BNPL companies lend buyers instant funds, usually up to a few thousand dollars, which can be repaid without interest.
Since they usually make money from merchant commissions and late fees – not interest payments – they circumvent the legal definition of credit and therefore credit laws.
This means that BNPL providers are not required to perform background checks on new accounts, unlike credit card companies, and normally only ask for the applicant’s name, address and date of birth.
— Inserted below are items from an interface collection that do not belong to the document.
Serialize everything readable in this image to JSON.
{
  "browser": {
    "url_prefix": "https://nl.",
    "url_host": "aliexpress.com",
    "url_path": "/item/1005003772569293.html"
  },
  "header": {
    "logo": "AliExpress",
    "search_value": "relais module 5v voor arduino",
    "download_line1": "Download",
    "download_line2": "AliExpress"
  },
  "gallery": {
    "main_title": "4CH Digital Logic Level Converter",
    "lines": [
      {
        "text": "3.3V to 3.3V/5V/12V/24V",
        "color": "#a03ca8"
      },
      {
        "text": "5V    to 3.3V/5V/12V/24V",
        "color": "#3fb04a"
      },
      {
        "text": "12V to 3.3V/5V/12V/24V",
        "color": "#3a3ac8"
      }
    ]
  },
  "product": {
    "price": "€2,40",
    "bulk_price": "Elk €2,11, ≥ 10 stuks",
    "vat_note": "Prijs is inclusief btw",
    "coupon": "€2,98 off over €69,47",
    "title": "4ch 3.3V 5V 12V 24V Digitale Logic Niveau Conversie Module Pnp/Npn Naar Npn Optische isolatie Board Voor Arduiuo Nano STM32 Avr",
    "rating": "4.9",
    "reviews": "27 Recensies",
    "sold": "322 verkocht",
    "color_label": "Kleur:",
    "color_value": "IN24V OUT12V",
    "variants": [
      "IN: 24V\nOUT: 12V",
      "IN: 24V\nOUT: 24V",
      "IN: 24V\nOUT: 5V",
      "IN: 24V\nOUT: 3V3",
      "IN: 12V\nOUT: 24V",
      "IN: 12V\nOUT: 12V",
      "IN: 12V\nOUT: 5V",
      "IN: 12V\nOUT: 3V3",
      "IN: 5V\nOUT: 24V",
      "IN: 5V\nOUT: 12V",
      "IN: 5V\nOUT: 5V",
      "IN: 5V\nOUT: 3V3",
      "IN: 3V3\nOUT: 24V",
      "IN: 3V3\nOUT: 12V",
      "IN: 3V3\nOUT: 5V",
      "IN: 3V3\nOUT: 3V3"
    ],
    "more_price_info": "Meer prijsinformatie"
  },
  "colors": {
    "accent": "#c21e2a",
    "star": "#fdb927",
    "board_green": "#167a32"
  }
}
Critics say this makes the system an easier target for fraud.
Loose regulation, growing popularity, and rapid user adoption have led to rapid growth in the industry and reportedly even prompted Apple to launch a service.
For Afterpay, the deal with Square provides a broad customer base in its main target market, the United States, where its sales for fiscal year 2021 nearly tripled to A$11.1 billion in constant currencies.
The deal “appears close to a done deal, absent a superior proposition,” Ord Minnett analyst Phillip Chippindale said, adding that it “brings significant benefits of scale, including to Square’s Seller and Cash app products”.
Talks between the two companies began more than a year ago and Square was confident there was no competing offer, a person with direct knowledge of the deal said.
Afterpay shareholders will receive 0.375 Class A Square shares for each Afterpay share they hold, implying a price of approximately A$126.21 per share based on Square’s close on Friday, the companies said. . The deal includes a break clause worth A$385 million triggered by certain circumstances, such as if Square’s investors don’t approve the takeover.
Square said it would undertake a secondary listing on the Australian Securities Exchange to allow Afterpay shareholders to trade shares through CHESS Depository Interests (CDIs).
Morgan Stanley advised Square on the deal, while Goldman Sachs and Highbury Partnership consulted with Afterpay and its board.
($1 = 1.3622 Australian dollars)
Twitter, Jack Dorsey, Afterpay, Australia, buy now, pay later, installment payments, credit, microloans, consumer loans, ANC